▶ **DATA EXCERPTS**:
--- START ---

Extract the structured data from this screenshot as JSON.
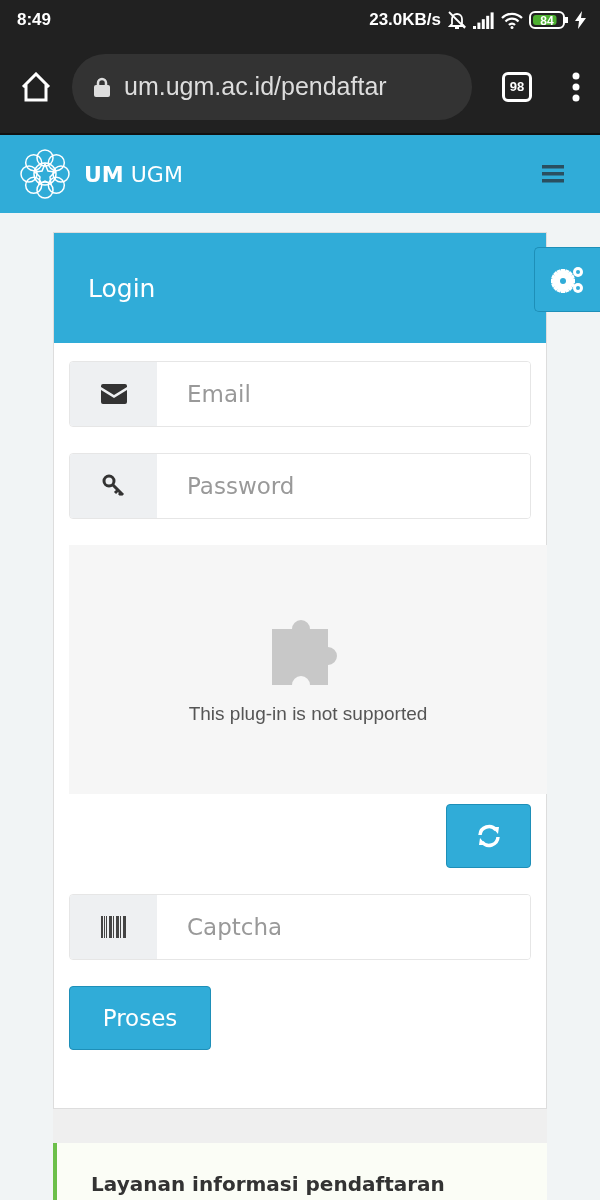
{
  "status_bar": {
    "time": "8:49",
    "speed": "23.0KB/s",
    "battery": "84",
    "charging": true
  },
  "browser": {
    "url": "um.ugm.ac.id/pendaftar",
    "tab_count": "98"
  },
  "navbar": {
    "brand": "**UM** UGM"
  },
  "login": {
    "title": "Login",
    "fields": [
      {
        "kind": "email",
        "placeholder": "Email"
      },
      {
        "kind": "password",
        "placeholder": "Password"
      }
    ],
    "plugin_message": "This plug-in is not supported",
    "captcha": {
      "kind": "captcha",
      "placeholder": "Captcha"
    },
    "submit": "Proses"
  },
  "info": {
    "title": "Layanan informasi pendaftaran"
  }
}
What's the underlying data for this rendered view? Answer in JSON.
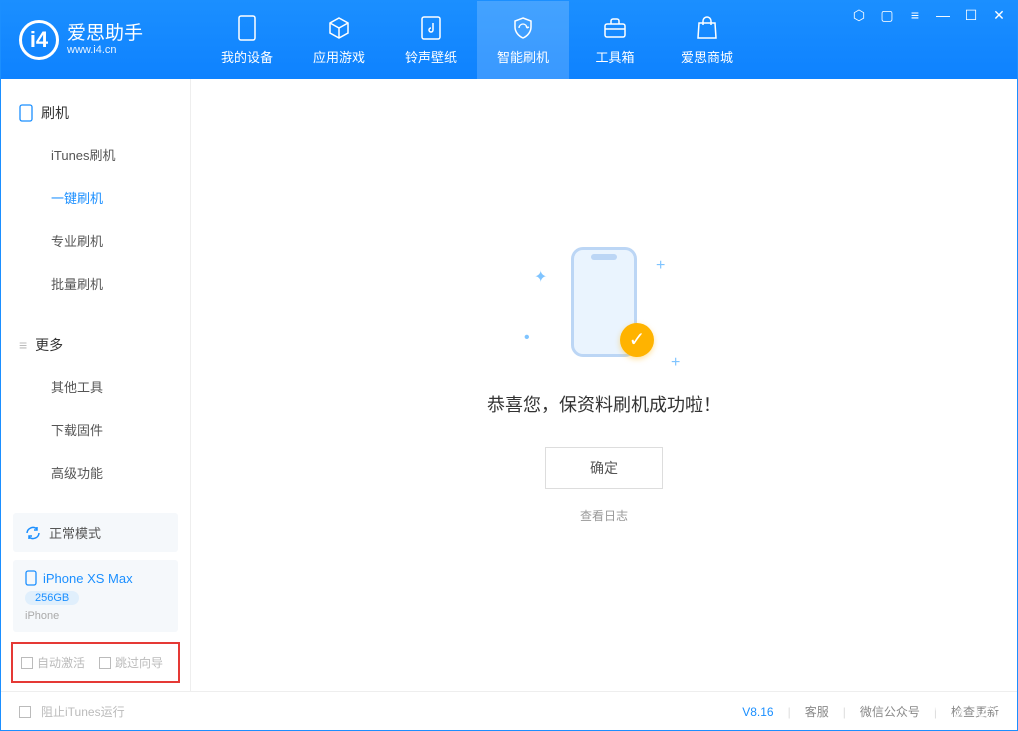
{
  "app": {
    "title": "爱思助手",
    "subtitle": "www.i4.cn"
  },
  "nav": {
    "my_device": "我的设备",
    "apps_games": "应用游戏",
    "ringtones": "铃声壁纸",
    "smart_flash": "智能刷机",
    "toolbox": "工具箱",
    "store": "爱思商城"
  },
  "sidebar": {
    "flash_header": "刷机",
    "items": {
      "itunes": "iTunes刷机",
      "oneclick": "一键刷机",
      "pro": "专业刷机",
      "batch": "批量刷机"
    },
    "more_header": "更多",
    "more": {
      "other_tools": "其他工具",
      "download_firmware": "下载固件",
      "advanced": "高级功能"
    },
    "mode": "正常模式",
    "device": {
      "name": "iPhone XS Max",
      "storage": "256GB",
      "type": "iPhone"
    },
    "checks": {
      "auto_activate": "自动激活",
      "skip_guide": "跳过向导"
    }
  },
  "main": {
    "message": "恭喜您，保资料刷机成功啦！",
    "confirm": "确定",
    "view_log": "查看日志"
  },
  "footer": {
    "block_itunes": "阻止iTunes运行",
    "version": "V8.16",
    "customer_service": "客服",
    "wechat": "微信公众号",
    "check_update": "检查更新"
  }
}
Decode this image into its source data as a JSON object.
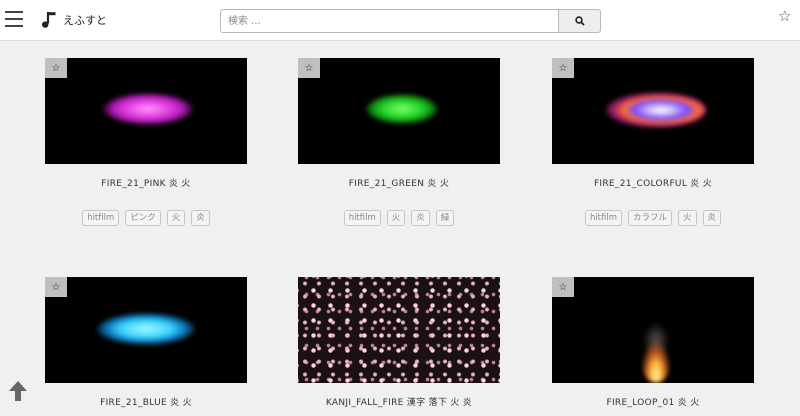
{
  "header": {
    "brand": "えふすと",
    "search": {
      "placeholder": "検索 ..."
    }
  },
  "icons": {
    "menu": "hamburger-icon",
    "logo": "music-note-logo-icon",
    "search": "magnifier-icon",
    "favorite": "star-icon",
    "back_to_top": "arrow-up-icon"
  },
  "cards": [
    {
      "title": "FIRE_21_PINK 炎 火",
      "tags": [
        "hitfilm",
        "ピンク",
        "火",
        "炎"
      ]
    },
    {
      "title": "FIRE_21_GREEN 炎 火",
      "tags": [
        "hitfilm",
        "火",
        "炎",
        "緑"
      ]
    },
    {
      "title": "FIRE_21_COLORFUL 炎 火",
      "tags": [
        "hitfilm",
        "カラフル",
        "火",
        "炎"
      ]
    },
    {
      "title": "FIRE_21_BLUE 炎 火",
      "tags": []
    },
    {
      "title": "KANJI_FALL_FIRE 漢字 落下 火 炎",
      "tags": []
    },
    {
      "title": "FIRE_LOOP_01 炎 火",
      "tags": []
    }
  ],
  "colors": {
    "accent": "#444444",
    "tag_border": "#c6c6c6",
    "background": "#f0f0f0"
  }
}
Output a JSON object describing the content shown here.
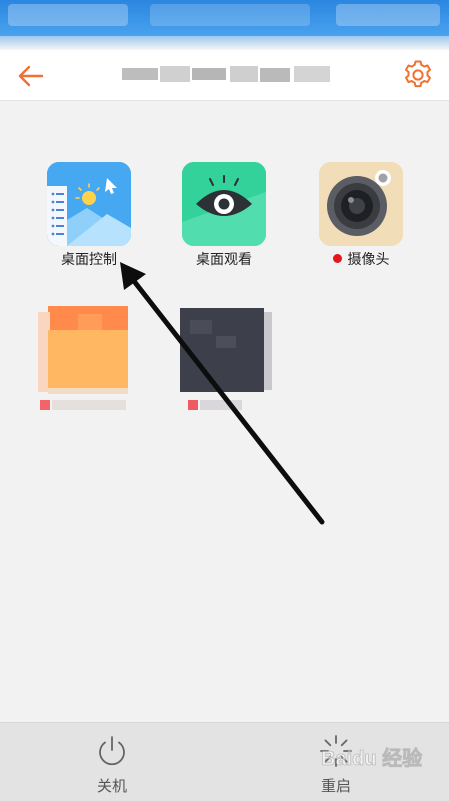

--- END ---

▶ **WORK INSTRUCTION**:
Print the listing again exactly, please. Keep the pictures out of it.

▶ **ANSWER**:
Extract the structured data from this screenshot as JSON.
{
  "status_bar": {
    "time": "8:49",
    "speed": "23.0KB/s",
    "battery": "84",
    "charging": true
  },
  "browser": {
    "url": "um.ugm.ac.id/pendaftar",
    "tab_count": "98"
  },
  "navbar": {
    "brand": "**UM** UGM"
  },
  "login": {
    "title": "Login",
    "fields": [
      {
        "kind": "email",
        "placeholder": "Email"
      },
      {
        "kind": "password",
        "placeholder": "Password"
      }
    ],
    "plugin_message": "This plug-in is not supported",
    "captcha": {
      "kind": "captcha",
      "placeholder": "Captcha"
    },
    "submit": "Proses"
  },
  "info": {
    "title": "Layanan informasi pendaftaran"
  }
}
What's the underlying data for this rendered view? Answer in JSON.
{
  "app": {
    "title": "爱思助手",
    "subtitle": "www.i4.cn"
  },
  "nav": {
    "my_device": "我的设备",
    "apps_games": "应用游戏",
    "ringtones": "铃声壁纸",
    "smart_flash": "智能刷机",
    "toolbox": "工具箱",
    "store": "爱思商城"
  },
  "sidebar": {
    "flash_header": "刷机",
    "items": {
      "itunes": "iTunes刷机",
      "oneclick": "一键刷机",
      "pro": "专业刷机",
      "batch": "批量刷机"
    },
    "more_header": "更多",
    "more": {
      "other_tools": "其他工具",
      "download_firmware": "下载固件",
      "advanced": "高级功能"
    },
    "mode": "正常模式",
    "device": {
      "name": "iPhone XS Max",
      "storage": "256GB",
      "type": "iPhone"
    },
    "checks": {
      "auto_activate": "自动激活",
      "skip_guide": "跳过向导"
    }
  },
  "main": {
    "message": "恭喜您，保资料刷机成功啦！",
    "confirm": "确定",
    "view_log": "查看日志"
  },
  "footer": {
    "block_itunes": "阻止iTunes运行",
    "version": "V8.16",
    "customer_service": "客服",
    "wechat": "微信公众号",
    "check_update": "检查更新"
  }
}
Decode this image into its source data as a JSON object.
{
  "header": {
    "brand": "えふすと",
    "search": {
      "placeholder": "検索 ..."
    }
  },
  "icons": {
    "menu": "hamburger-icon",
    "logo": "music-note-logo-icon",
    "search": "magnifier-icon",
    "favorite": "star-icon",
    "back_to_top": "arrow-up-icon"
  },
  "cards": [
    {
      "title": "FIRE_21_PINK 炎 火",
      "tags": [
        "hitfilm",
        "ピンク",
        "火",
        "炎"
      ]
    },
    {
      "title": "FIRE_21_GREEN 炎 火",
      "tags": [
        "hitfilm",
        "火",
        "炎",
        "緑"
      ]
    },
    {
      "title": "FIRE_21_COLORFUL 炎 火",
      "tags": [
        "hitfilm",
        "カラフル",
        "火",
        "炎"
      ]
    },
    {
      "title": "FIRE_21_BLUE 炎 火",
      "tags": []
    },
    {
      "title": "KANJI_FALL_FIRE 漢字 落下 火 炎",
      "tags": []
    },
    {
      "title": "FIRE_LOOP_01 炎 火",
      "tags": []
    }
  ],
  "colors": {
    "accent": "#444444",
    "tag_border": "#c6c6c6",
    "background": "#f0f0f0"
  }
}
Output a JSON object describing the content shown here.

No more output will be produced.